Increased rates for container ship segment as new contracts finalize
Oslo, Norway -- May 31, 2019 --Oslo-based Xeneta, the leading ocean freight rate benchmarking and market analytics platform, has revealed a jump in long-term contracted rates for containership operators during the month of May, as 2018 rates expire and new contracts push the index upwards. According to the latest XSI® Public Indices report - based on crowd-sourced data covering over 160,000 port-to-port pairings, with 110 million data points – global rates leapt by 11.5% across the month, with US rates for imports climbing by close to 20%.
The increase follows on from a dire April for contracted liner business, with the indices at that point slumping by 4.2% (after two months of increases). It all goes to show, according to Xeneta CEO Patrik Berglund, the increasingly ‘topsy turvy’ nature of the freight rates landscape.
“May’s XSI public index sees an increase based on what was contracted in April. We’d already started seeing contracts populating the platform at higher levels than last year at that point, particularly for the Trans-Pacific, and that has helped propel this increase,” he comments, adding that the sharp rise has taken the indices to its highest point since its inception in 2017. “This is the largest single monthly gain for the benchmark and puts it 11.7% up year-on-year, with a rise of 7.5% since the start of 2019.”
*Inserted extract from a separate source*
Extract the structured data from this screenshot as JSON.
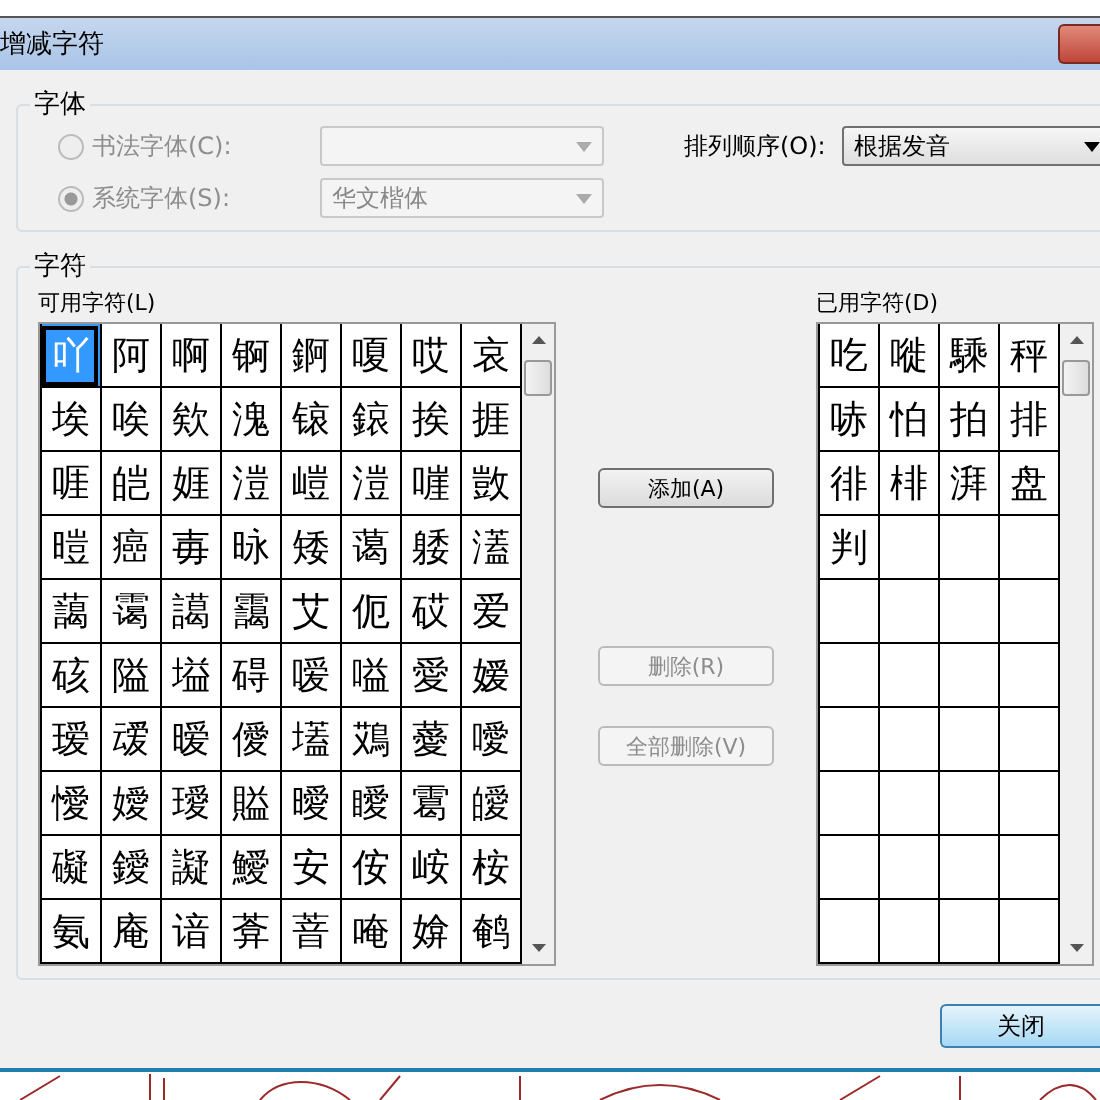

Arguably the most eye-catching change was an 18.8% month-on-month increase in the US import index, while exports climbed by a more modest 1.5%. This figure was mirrored by a 1.7% rise in the European import benchmark, whereas exports grew by a more noteworthy 6.7%, notably on the Europe – to both US coasts and exports to Brazil. Interestingly the Far East import index bucked the trend, declining by a significant 14.2% (leaving it 17.2% down year-on-year). However, the regional export figure jumped by what Berglund calls a “massive” 15.9%.
It is, the Xeneta CEO points out, an increasingly complex picture, with a multitude of factors constantly redefining developments. Nevertheless, one issue, he states, looms large across the segment:
“The China-US trade war. The factors feeding into the industry are too manifold, too interweaved, to identify one all consuming ‘culprit’, but it’s clear that the tit-for-tat tariffs that are being levied by the world’s two largest economies are influencing the world’s number one mode of transporting goods.”
He continues: “With the US import index rising so spectacularly, and being, very nearly, matched by the Far East export benchmark, it suggests that shippers may be moving to take advantage of a window of opportunity before further threatened tariffs (on USD 325bn of Chinese goods) come into effect.
Berglund continues: “Front loading due to the tariff scare raised short-term rates making it a favorable seller market, but now rates have started dropping again. As those rates dropped, BCOs and carriers settled long-term contracted rates on the back of an artificially healthy short-term market.
“The clear winners for the Trans-Pacific contract season are the shippers who have held off concluding their negotiations, as well as carriers, who on the flip side grasped on to early contract conclusions. Unfortunately, buyers who settled contracts early on, or mid trans-Pacific contract season, will not reap the benefits as the dust settles from the short-term market. ”
However, Berglund says, the increased costs related to the tariffs may have a longer-term impact on demand, meaning the positive development might be short-lived. And moving away from the two superpowers there remains serious questions relating to the impact of Brexit, not to mention on-going uncertainty over a number of broader socio-economic and geo-political issues.
“It’s getting harder and harder to make accurate predictions concerning freight rate developments, and more and more important to keep abreast of the very latest segment intelligence,” he concludes. “ By monitoring the market closely all stakeholders can negotiate from a position of informed authority, getting the optimal value for their assets and cargoes. Without that insight it’s all too easy to get left behind.
“Stay informed, stay ahead. That’s my advice. It’s the most anyone can do in this rapidly changing environment.”
Xeneta provides unique insight into ocean freight rates by crowdsourcing the very latest rates from leading global shippers. The companies feeding data into the unique software platform include names such as Electrolux, Continental, Unilever, Lenovo, Nestle, L’Oreal, and Thyssenkrupp, amongst others.